Other natural remedies do not use herbs. “One of the best ones is people using a hot footbath,” Rothenberg says. “It helps to draw congestion and inflammation away from the head and helps blood flow a little bit faster through the body, past lymph nodes where white blood cells are seated,” Rothenberg says.

Read more on Homestead

Natural Remedies To Soothe Your Child’s Sunburn

If you find yourself in a secluded area by the beach where your child has endured unfortunate sunburn, then maybe consider using some household items for relief.

According to an article featured in Parents magazine, these may include some conventional breakfast items that you never would have thought to have healing properties.

Ice: Ice can be tricky as applying it to the skin directly can result in further damage. Instead use an ice pack or frozen veggies, wrapped in a soft cloth and hold against the affected area.

Take a cooling bath: Applying cool, not cold, water to the skin can be very satisfying and may relieve some pain. Be sure not to use soapy products.

Aloe vera gel: Aloe vera gel has various healing properties and it may be useful to keep a jar of this amazing product in your home. The cooling gel that comes from the aloe vera plant moisturizes the skin and speeds up the healing process.

Honey: This lovely, natural, sweet treat also has various healing properties. Natural honey is said to be more effective than some antibiotic creams for speeding up healing, reducing infection and minimizing pain. Keep honey away from babies under one year, though.

Continue Reading at Rekord

What Is The Best Remedy For Sinus Drainage?

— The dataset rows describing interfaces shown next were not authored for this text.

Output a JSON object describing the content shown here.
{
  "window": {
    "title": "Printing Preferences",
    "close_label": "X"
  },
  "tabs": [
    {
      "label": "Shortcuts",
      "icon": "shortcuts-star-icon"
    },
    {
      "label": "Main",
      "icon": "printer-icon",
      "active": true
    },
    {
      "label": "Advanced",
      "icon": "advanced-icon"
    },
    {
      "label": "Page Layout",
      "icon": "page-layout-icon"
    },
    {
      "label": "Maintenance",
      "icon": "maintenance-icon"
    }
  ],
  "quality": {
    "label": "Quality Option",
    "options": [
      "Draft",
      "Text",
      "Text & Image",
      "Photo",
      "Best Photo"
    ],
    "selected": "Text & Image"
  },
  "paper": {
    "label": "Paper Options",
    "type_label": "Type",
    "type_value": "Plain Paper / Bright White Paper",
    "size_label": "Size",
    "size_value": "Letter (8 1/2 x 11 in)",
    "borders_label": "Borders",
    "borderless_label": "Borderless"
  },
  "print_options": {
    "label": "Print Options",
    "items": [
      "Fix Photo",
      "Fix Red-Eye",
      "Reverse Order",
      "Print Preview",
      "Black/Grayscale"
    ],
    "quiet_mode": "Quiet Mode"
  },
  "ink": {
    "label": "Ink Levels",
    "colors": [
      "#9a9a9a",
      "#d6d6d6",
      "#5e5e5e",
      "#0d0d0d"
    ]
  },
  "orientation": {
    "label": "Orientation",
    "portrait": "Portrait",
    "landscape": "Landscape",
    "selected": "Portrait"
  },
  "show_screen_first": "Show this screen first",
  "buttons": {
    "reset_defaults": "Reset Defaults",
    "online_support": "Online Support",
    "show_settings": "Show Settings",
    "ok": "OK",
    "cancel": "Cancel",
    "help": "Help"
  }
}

The sinuses are always draining mucus down the back of the throat and into the stomach. Some health issues can make this drainage more noticeable, and even painful or annoying. There are many home remedies, including essential oils, steam therapy, and nasal irrigation.

Natural remedies for sinus drainage

If sinus drainage is irritating, but not severe, home remedies can usually relieve the discomfort.

Treating underlying causes, by eliminating contact with allergens, for example, can also improve symptoms and prevent them from returning.

Essential oils

Aromatherapy can offer temporary relief when sinus drainage causes congestion and pressure.

Steam therapy

Thickened mucus often causes irritating sinus drainage. Steam can thin the mucus, allowing it to flow more easily, and help relieve coughing, pressure, and difficulty breathing.

Continue Reading at Medical News Today